In two of City’s previous three outings in this competition they’ve exited at the group phase. In both of those, they had one point from two games – supporters could be forgiven for fearing another repeat.
What Went Wrong Then?
Well, where to start? I really don’t want to write the words ‘City lacked tempo’ again because, sadly, it’s starting to sound a bit like an easy cop out and obvious criticism. However, City lacked tempo. That’s been the case against Stoke City and for one half against Sheffield Wednesday and it’s starting to get a bit annoying.
We have to get used to the fact that City are established as a creative team capable of playing fast and deadly football, so opposition teams are going to try and nullify that. It is for City to find a way around it, though that appears to be a stumbling block right now.
City certainly lacked a ‘Plan B’ on Tuesday. They rarely looked like finding a way through Roma all night. What became increasingly frustrating was that they were so short of ideas and continued to try the same thing over and over again. I lost count of how many times the Blues had the ball 20-30 yards from goal and tried a chipped pass over the top of the defence. It happened so often I am inclined to believe it was a direct instruction and that Pellegrini had thought Roma were susceptible to such an attack. Despite it becoming clear that that wasn’t the way to unlock them, City persisted.
Pellegrini’s decision to substitute Edin Džeko early in the second half looked an odd one as the Bosnian was one of City’s better players. His hold up play was fine and he was certainly looking more likely to produce something that his strike partner Agüero, who was not having one of his best nights.
I’m not a fan of knee-jerk reactions or hyperbolic statements but I’m struggling to find the positives in this result. My initial reaction is that this draw is little short of a disaster. We know that ten points is usually considered the safe figure for getting out of a Champions League group, so where can City pick them up? Even if they garner the maximum six points from the CSKA Moscow double-header, they’ll require a minimum of three points from the return games against Bayern Munich and Roma.

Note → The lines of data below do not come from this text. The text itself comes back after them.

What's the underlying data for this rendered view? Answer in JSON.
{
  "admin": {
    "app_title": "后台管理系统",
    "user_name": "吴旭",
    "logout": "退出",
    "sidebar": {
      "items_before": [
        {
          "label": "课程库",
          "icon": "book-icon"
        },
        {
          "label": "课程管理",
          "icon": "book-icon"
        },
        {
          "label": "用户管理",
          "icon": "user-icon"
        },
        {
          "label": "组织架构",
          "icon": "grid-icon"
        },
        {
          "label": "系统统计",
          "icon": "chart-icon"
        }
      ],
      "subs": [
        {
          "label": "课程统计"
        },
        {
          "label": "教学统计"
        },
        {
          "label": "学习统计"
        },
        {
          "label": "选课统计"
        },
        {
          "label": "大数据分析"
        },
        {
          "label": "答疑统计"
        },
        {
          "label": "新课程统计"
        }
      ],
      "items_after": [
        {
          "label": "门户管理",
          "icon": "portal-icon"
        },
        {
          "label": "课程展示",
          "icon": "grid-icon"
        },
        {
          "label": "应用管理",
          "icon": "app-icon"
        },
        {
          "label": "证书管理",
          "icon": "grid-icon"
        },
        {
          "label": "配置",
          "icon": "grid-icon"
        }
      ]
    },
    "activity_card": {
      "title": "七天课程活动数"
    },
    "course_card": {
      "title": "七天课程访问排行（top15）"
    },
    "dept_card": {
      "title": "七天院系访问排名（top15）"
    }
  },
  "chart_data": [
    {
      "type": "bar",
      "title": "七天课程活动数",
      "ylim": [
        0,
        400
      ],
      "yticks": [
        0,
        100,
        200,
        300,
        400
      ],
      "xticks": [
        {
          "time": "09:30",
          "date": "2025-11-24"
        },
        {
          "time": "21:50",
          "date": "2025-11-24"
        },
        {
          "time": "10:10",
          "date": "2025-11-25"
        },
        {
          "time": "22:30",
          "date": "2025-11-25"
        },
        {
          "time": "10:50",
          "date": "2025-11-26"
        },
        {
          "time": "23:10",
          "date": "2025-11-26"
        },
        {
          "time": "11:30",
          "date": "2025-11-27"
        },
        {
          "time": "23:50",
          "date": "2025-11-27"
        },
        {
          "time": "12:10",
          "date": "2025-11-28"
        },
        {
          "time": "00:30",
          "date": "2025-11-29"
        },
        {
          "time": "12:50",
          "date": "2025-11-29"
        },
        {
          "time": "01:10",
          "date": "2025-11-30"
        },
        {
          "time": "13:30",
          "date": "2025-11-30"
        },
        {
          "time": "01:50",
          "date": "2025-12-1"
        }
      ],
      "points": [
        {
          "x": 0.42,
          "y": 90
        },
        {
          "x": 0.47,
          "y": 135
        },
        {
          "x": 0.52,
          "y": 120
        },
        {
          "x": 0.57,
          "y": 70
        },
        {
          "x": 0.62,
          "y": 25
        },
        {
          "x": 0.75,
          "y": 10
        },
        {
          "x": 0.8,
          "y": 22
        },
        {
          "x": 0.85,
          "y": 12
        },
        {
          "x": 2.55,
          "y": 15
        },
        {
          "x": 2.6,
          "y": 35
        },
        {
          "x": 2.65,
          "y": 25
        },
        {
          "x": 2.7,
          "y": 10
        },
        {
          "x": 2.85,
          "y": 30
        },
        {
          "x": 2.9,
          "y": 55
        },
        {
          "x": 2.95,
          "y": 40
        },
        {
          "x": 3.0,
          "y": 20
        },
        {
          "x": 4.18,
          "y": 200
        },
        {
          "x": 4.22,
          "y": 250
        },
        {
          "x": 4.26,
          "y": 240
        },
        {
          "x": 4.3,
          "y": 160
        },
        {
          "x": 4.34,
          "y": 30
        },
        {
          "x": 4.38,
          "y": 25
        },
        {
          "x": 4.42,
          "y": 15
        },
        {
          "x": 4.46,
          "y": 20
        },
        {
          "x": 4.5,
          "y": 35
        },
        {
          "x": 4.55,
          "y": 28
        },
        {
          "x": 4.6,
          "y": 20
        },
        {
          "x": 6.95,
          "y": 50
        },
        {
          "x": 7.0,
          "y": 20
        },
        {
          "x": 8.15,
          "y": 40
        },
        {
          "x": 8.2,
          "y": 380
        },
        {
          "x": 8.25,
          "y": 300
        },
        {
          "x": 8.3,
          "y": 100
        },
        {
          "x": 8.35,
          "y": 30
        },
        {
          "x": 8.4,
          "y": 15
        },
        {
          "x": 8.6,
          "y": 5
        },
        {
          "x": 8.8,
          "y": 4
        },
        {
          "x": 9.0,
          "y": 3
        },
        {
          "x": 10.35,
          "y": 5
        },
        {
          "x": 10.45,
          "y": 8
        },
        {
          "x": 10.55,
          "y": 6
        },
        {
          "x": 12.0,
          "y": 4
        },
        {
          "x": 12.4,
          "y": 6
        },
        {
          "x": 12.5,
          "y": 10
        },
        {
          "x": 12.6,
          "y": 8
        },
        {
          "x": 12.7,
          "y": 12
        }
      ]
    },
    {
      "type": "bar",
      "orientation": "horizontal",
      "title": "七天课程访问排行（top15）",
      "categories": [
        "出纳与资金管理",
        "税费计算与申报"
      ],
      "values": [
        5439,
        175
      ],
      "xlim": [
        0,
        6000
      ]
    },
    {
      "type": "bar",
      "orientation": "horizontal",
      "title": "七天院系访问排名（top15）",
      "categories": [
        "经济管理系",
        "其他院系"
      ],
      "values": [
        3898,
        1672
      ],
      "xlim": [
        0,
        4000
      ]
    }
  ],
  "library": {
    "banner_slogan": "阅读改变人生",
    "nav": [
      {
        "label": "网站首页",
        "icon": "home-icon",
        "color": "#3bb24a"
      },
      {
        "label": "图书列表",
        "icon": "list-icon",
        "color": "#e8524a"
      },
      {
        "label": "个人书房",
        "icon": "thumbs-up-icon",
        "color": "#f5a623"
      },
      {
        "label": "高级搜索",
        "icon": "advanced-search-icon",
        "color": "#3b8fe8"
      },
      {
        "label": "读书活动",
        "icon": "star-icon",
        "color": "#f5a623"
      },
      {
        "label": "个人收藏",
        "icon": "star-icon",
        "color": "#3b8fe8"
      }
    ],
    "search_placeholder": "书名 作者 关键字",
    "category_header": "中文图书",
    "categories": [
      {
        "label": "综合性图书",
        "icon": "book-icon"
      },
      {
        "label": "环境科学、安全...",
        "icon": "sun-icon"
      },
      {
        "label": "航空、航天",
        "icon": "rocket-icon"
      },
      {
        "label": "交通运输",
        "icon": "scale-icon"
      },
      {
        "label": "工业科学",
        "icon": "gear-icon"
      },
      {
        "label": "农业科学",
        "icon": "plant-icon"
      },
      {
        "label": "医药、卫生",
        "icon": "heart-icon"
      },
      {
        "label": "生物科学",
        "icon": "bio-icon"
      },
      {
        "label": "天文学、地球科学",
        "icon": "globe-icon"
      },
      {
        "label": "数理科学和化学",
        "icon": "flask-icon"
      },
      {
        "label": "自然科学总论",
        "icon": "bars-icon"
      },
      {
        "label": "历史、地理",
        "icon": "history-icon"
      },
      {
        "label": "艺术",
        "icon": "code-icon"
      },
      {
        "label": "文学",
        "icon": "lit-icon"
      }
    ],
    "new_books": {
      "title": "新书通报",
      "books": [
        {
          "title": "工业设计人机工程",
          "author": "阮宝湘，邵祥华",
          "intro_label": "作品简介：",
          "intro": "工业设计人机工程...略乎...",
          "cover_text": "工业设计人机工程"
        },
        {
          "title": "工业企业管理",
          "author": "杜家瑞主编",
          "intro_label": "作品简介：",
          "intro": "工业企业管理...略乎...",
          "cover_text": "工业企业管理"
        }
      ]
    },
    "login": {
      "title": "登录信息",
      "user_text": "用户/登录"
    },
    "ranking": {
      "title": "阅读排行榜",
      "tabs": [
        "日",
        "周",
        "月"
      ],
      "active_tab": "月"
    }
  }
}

Clearly, nothing is settled at this stage but the Blues face a serious uphill struggle in progressing to the last 16. The unfortunate truth is that in this, their fourth attempt at the Champions League, City look as far away from real success as they did when they had that first underwhelming crack at it.
written by Richard Burns